[Opening INPUT FOR THIS TASK section]
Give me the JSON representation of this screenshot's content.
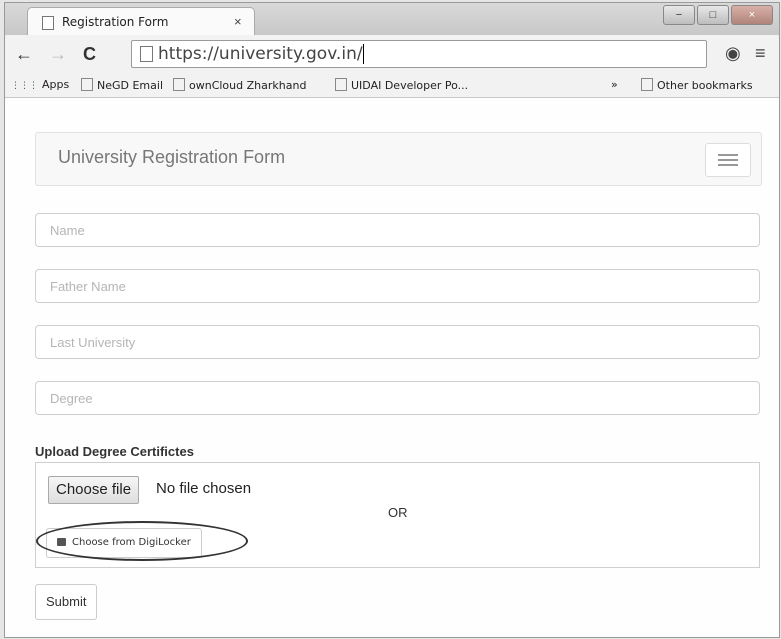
{
  "browser": {
    "tab_title": "Registration Form",
    "tab_close": "×",
    "url": "https://university.gov.in/",
    "bookmarks": [
      "Apps",
      "NeGD Email",
      "ownCloud Zharkhand",
      "UIDAI Developer Po...",
      "»",
      "Other bookmarks"
    ]
  },
  "form": {
    "brand": "University Registration Form",
    "fields": [
      {
        "placeholder": "Name"
      },
      {
        "placeholder": "Father Name"
      },
      {
        "placeholder": "Last University"
      },
      {
        "placeholder": "Degree"
      }
    ],
    "upload_label": "Upload Degree Certifictes",
    "choose_file": "Choose file",
    "no_file": "No file chosen",
    "or": "OR",
    "digilocker": "Choose from DigiLocker",
    "submit": "Submit"
  },
  "icons": {
    "back": "←",
    "forward": "→",
    "reload": "C",
    "menu": "≡",
    "globe": "◉",
    "apps": "⋮⋮⋮",
    "minimize": "−",
    "maximize": "□",
    "close": "×"
  }
}
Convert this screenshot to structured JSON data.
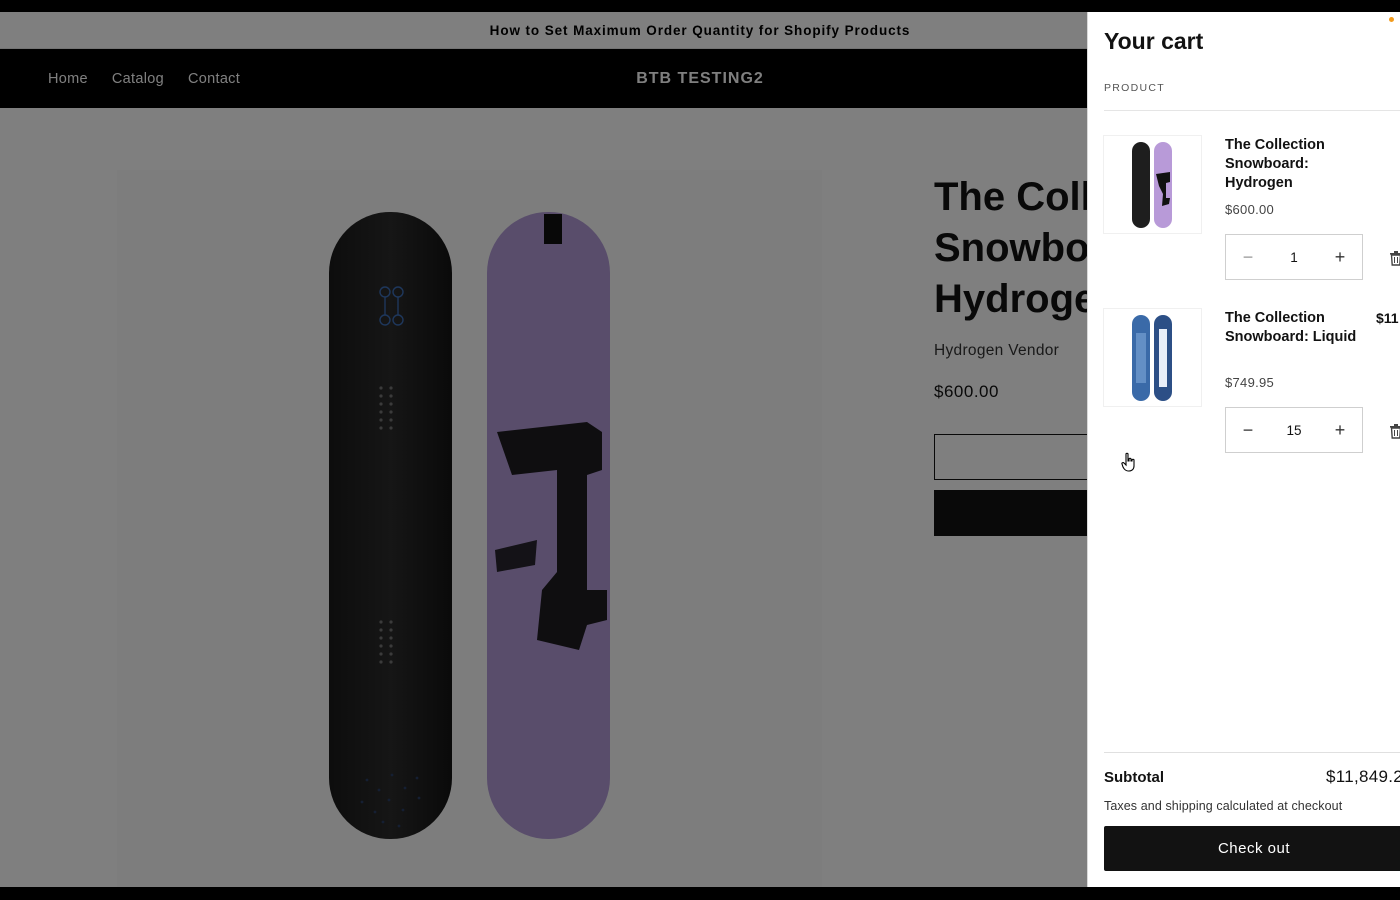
{
  "announcement": {
    "text": "How to Set Maximum Order Quantity for Shopify Products"
  },
  "header": {
    "nav": [
      "Home",
      "Catalog",
      "Contact"
    ],
    "brand": "BTB TESTING2"
  },
  "product": {
    "title": "The Collection Snowboard: Hydrogen",
    "vendor": "Hydrogen Vendor",
    "price": "$600.00"
  },
  "cart": {
    "title": "Your cart",
    "column_header": "PRODUCT",
    "items": [
      {
        "name": "The Collection Snowboard: Hydrogen",
        "price": "$600.00",
        "quantity": "1",
        "line_total": ""
      },
      {
        "name": "The Collection Snowboard: Liquid",
        "price": "$749.95",
        "quantity": "15",
        "line_total": "$11"
      }
    ],
    "decrement_symbol": "−",
    "increment_symbol": "+",
    "subtotal_label": "Subtotal",
    "subtotal_value": "$11,849.2",
    "taxes_note": "Taxes and shipping calculated at checkout",
    "checkout_label": "Check out"
  },
  "colors": {
    "accent_dot": "#f29b1d",
    "button_dark": "#121212",
    "hydrogen_purple": "#b89ad8"
  },
  "icons": [
    "trash-icon",
    "pointer-hand-icon",
    "minus-icon",
    "plus-icon"
  ]
}
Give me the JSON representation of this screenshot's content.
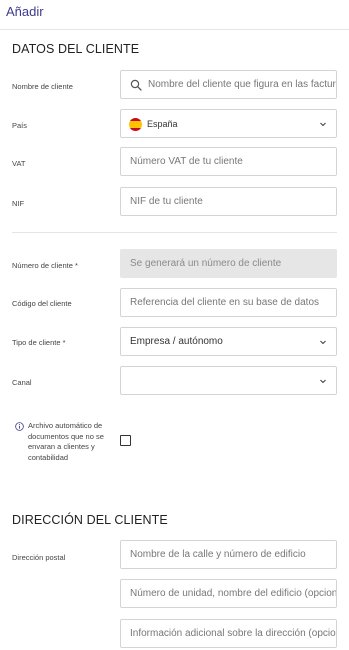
{
  "header": {
    "title": "Añadir"
  },
  "client_data": {
    "title": "DATOS DEL CLIENTE",
    "name": {
      "label": "Nombre de cliente",
      "placeholder": "Nombre del cliente que figura en las facturas"
    },
    "country": {
      "label": "País",
      "value": "España"
    },
    "vat": {
      "label": "VAT",
      "placeholder": "Número VAT de tu cliente"
    },
    "nif": {
      "label": "NIF",
      "placeholder": "NIF de tu cliente"
    },
    "client_number": {
      "label": "Número de cliente *",
      "value": "Se generará un número de cliente"
    },
    "client_code": {
      "label": "Código del cliente",
      "placeholder": "Referencia del cliente en su base de datos"
    },
    "client_type": {
      "label": "Tipo de cliente *",
      "value": "Empresa / autónomo"
    },
    "channel": {
      "label": "Canal",
      "value": ""
    },
    "auto_archive": {
      "lines": [
        "Archivo automático de",
        "documentos que no se",
        "envaran a clientes y",
        "contabilidad"
      ],
      "checked": false
    }
  },
  "client_address": {
    "title": "DIRECCIÓN DEL CLIENTE",
    "postal_label": "Dirección postal",
    "street_placeholder": "Nombre de la calle y número de edificio",
    "unit_placeholder": "Número de unidad, nombre del edificio (opcional)",
    "extra_placeholder": "Información adicional sobre la dirección (opcional)"
  },
  "colors": {
    "accent": "#3d3a8c",
    "info_icon": "#3d3a8c",
    "border": "#d4d4d4",
    "disabled_bg": "#e6e6e6"
  }
}
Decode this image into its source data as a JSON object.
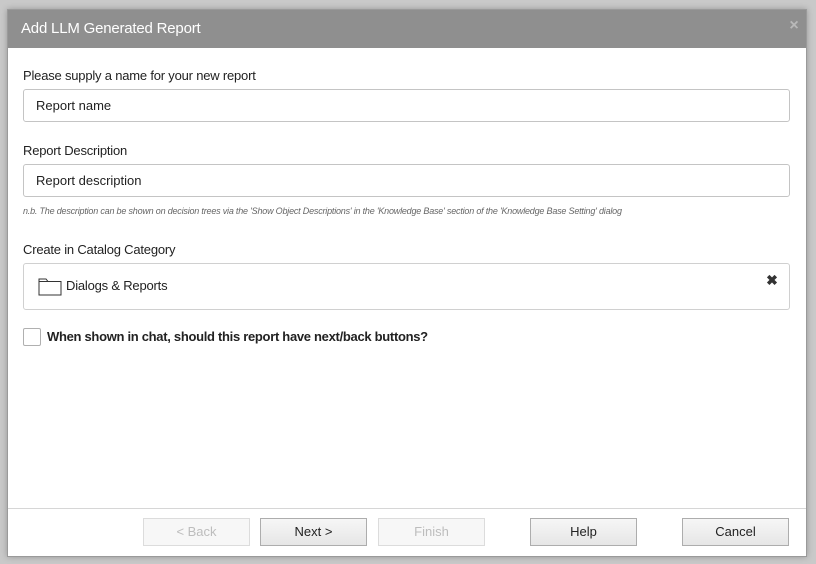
{
  "dialog": {
    "title": "Add LLM Generated Report",
    "close_icon": "close-icon"
  },
  "name_field": {
    "label": "Please supply a name for your new report",
    "value": "Report name"
  },
  "description_field": {
    "label": "Report Description",
    "value": "Report description",
    "note": "n.b. The description can be shown on decision trees via the 'Show Object Descriptions' in the 'Knowledge Base' section of the 'Knowledge Base Setting' dialog"
  },
  "category_field": {
    "label": "Create in Catalog Category",
    "selected": "Dialogs & Reports",
    "icon": "folder-icon",
    "clear_icon": "close-icon"
  },
  "nav_buttons_option": {
    "label": "When shown in chat, should this report have next/back buttons?",
    "checked": false
  },
  "buttons": {
    "back": "< Back",
    "next": "Next >",
    "finish": "Finish",
    "help": "Help",
    "cancel": "Cancel"
  }
}
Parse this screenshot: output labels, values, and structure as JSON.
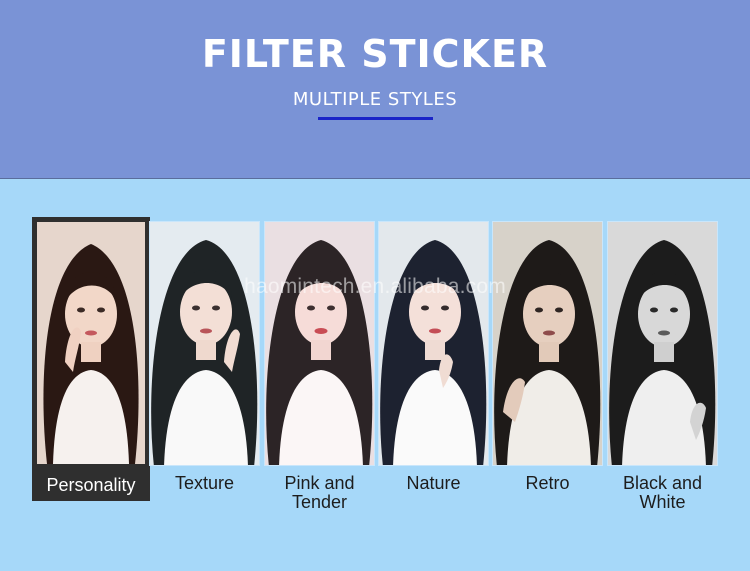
{
  "header": {
    "title": "FILTER STICKER",
    "subtitle": "MULTIPLE STYLES",
    "background": "#7a93d6",
    "underline_color": "#1a24c8"
  },
  "panel": {
    "background": "#a6d8f9"
  },
  "watermark": "haomintech.en.alibaba.com",
  "filters": [
    {
      "label": "Personality",
      "selected": true
    },
    {
      "label": "Texture",
      "selected": false
    },
    {
      "label": "Pink and Tender",
      "selected": false
    },
    {
      "label": "Nature",
      "selected": false
    },
    {
      "label": "Retro",
      "selected": false
    },
    {
      "label": "Black and White",
      "selected": false
    }
  ]
}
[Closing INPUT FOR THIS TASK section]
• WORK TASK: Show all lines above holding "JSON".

• SOLUTION TO THIS PROBLEM:
Give me the JSON representation of this screenshot's content.
Convert this screenshot to structured JSON data.
Give me the JSON representation of this screenshot's content.
Decode this image into its source data as a JSON object.
Parse this screenshot: output labels, values, and structure as JSON.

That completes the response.